- Your assignment -
The answer must consist of every line from the entries below that contains the word "optimization".

- Exercise data -
==*==

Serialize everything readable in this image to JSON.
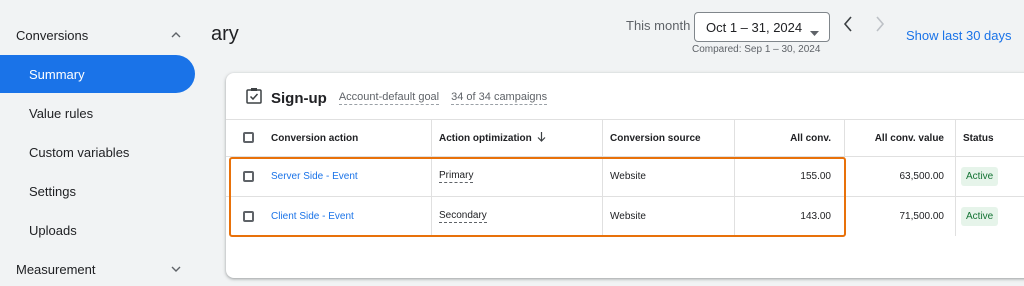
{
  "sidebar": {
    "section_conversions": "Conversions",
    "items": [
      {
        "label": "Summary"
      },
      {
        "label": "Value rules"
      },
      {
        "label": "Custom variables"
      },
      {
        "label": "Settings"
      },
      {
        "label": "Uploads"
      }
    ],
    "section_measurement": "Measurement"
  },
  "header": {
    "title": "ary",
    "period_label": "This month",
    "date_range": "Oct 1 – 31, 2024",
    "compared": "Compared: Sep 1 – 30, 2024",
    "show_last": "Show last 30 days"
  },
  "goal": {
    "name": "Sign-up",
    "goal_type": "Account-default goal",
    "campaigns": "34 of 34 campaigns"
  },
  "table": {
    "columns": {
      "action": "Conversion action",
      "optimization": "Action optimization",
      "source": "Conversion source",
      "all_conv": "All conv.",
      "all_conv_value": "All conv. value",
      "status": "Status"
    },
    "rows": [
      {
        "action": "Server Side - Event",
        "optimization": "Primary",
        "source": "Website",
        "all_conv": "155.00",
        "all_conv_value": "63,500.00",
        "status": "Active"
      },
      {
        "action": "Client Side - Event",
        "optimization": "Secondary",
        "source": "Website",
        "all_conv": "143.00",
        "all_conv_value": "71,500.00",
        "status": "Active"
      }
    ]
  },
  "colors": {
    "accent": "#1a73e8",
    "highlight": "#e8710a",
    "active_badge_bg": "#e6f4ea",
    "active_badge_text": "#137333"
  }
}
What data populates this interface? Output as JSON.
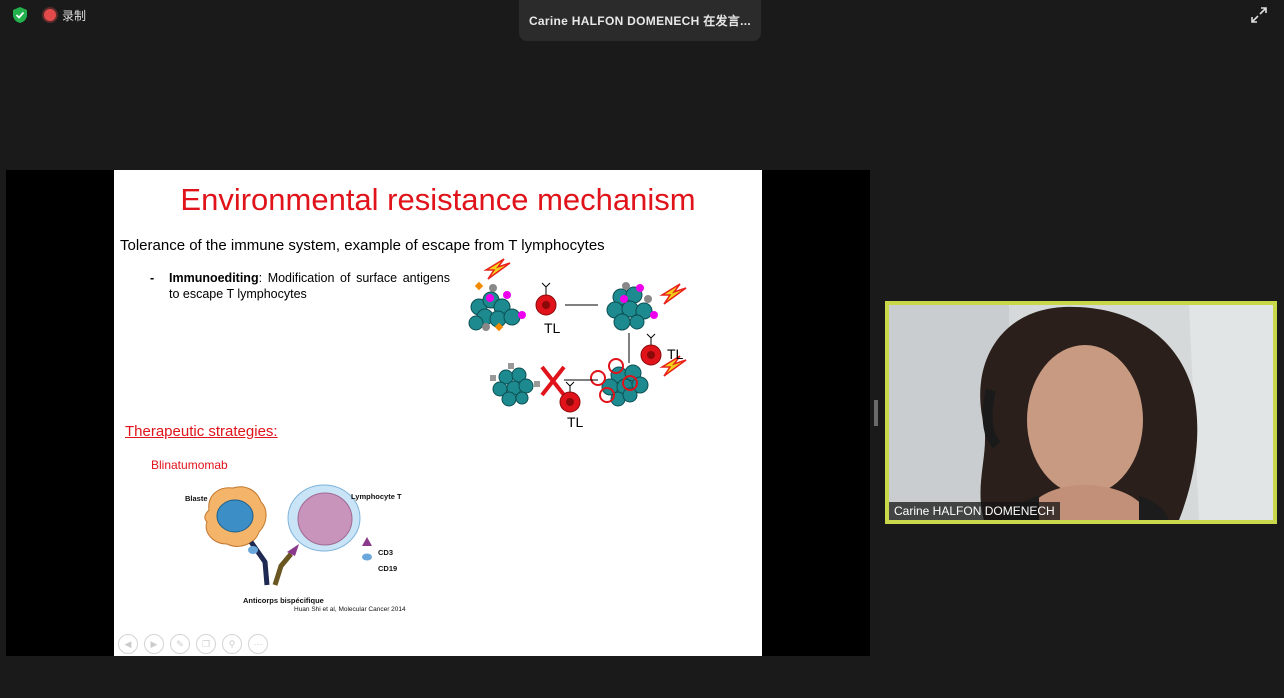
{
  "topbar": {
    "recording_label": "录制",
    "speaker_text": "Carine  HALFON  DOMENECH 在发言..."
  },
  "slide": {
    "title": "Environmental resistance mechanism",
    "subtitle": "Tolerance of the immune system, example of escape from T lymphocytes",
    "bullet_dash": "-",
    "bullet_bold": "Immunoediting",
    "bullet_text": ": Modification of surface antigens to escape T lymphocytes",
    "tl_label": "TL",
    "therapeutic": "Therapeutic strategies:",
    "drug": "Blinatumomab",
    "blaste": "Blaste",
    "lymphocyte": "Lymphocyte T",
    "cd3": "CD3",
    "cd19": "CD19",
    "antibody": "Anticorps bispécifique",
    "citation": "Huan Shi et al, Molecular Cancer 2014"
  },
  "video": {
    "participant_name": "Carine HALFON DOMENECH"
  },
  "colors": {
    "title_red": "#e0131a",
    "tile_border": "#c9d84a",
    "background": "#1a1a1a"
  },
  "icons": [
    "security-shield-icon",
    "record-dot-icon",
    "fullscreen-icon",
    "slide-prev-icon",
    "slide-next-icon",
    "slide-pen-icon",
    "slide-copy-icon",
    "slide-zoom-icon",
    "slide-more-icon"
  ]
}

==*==

- Answer -
      "optimization": "Action optimization",
        "optimization": "Primary",
        "optimization": "Secondary",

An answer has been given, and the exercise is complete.